“What in the bloody hell was that?!” The words bounced off the brick walls. “What the hell were you guys thinking in that second half? Huh?”
A loud crack broke the stillness in the room as Jac’s boot struck the plastic cup, sending it across the floor. A deafening silence followed. Jac was absolutely furious that a 2-0 half-time lead had ended in a narrow 4-3 win. They were so close to losing it.
“That’s unacceptable guys. I am having none of this. We fight all the way till the end. No more Jekyll & Hide!”
Those were to be the parting words as the Bishop’s Stortford manager stormed out of the changing room, leaving the whole team in shock. Like a spell that was slowly broken, the players took a while before they started to move and change up.
“You ok man?” Harry asked Recce.
“Yeah, I’ll be alright,” Recce replied unconvincingly.
“Hey, don’t be too worried. We all have our bad days.”
“Easy for you to say. You are man of the match while I made the errors that almost cost us the game,” said Recce, looking visibly concerned that he might never get another game in the blue shirt again.
“Come on, it was one game. You’ve been doing alright the last few games. I’m sure the Boss isn’t that unreasonable,” said Harry as he tried to console his team-mate although he wasn’t sure about the truth behind what he just said.
“There’s a lot of players who can play in my position. I mean, I’m alright, but I really hope this doesn’t cost me. And remember I got subbed during the 4-2 loss the other day.”
The young Harry Osbourne knew that feeling. When he was at Hemel Hempstead and even way back at Charlton, he didn’t even get a chance in a league game and the feeling of being frozen out was all to familiar for him.
Harry patted Recce’s back and said, “Don’t worry. You are stronger than this. You’ll lock that 1st choice right wing back slot soon.” They had signed for the club at the same time and Harry hoped that they would still play together in the future.
“Harry’s right. Just keep working hard,” said Lee who overheard the conversation.
He then continued, “Come on, change up. I’ll wait for you guys outside and give you a lift home.”

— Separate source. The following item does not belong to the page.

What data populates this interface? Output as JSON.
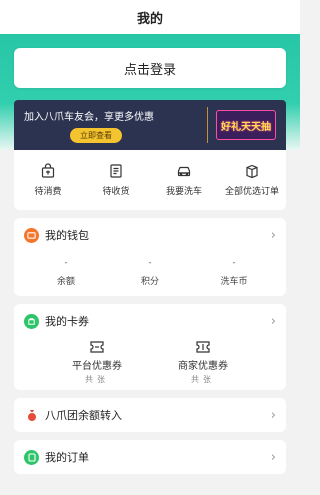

The ex-Southend United man, Lee Sawyer had reason to be confident. He has been one of the players that Jac had placed faith in and at a personal level, it felt like he is finally settling in to his career as a footballer. At one point, he was representing England at the Under-19s and even sat on the bench for Jose Mourinho at Chelsea but that had spiralled downwards for him. It was only his regular playing time at Chelmsford City that got him this opportunity at Bishop’s Stortford and over the past few weeks, he had felt important for the team. He had even managed to channel his outspoken and volatile nature to better use, making great impact as a tenacious box-to-box midfielder for his Singaporean manager and was quietly sure that his boss is building the team around him.
Lee walked out of the dressing room and headed over to the carpark to wait for his team mates. As he walked along the corridor, he noticed a few unfamiliar faces – faces interviewing for new positions at the club to work for the new manager.
“Let’s hope that some of these people are good enough to give a boost to all of us,” thought Lee to himself. He still dreams of winning some silverware at some point in his career, and he hopes that his faith in the new manager will not be in vain.
Second Half is a story about Jac Grey who lost everything in his life and tries to rebuild it all by travelling halfway across the world to take up a job that he was unqualified for – as a football manager. For the full story, visit Jac’s at shadowcatjac.wordpress.com. You can also get me on Twitter @shadowcatjac.
Comments are closed.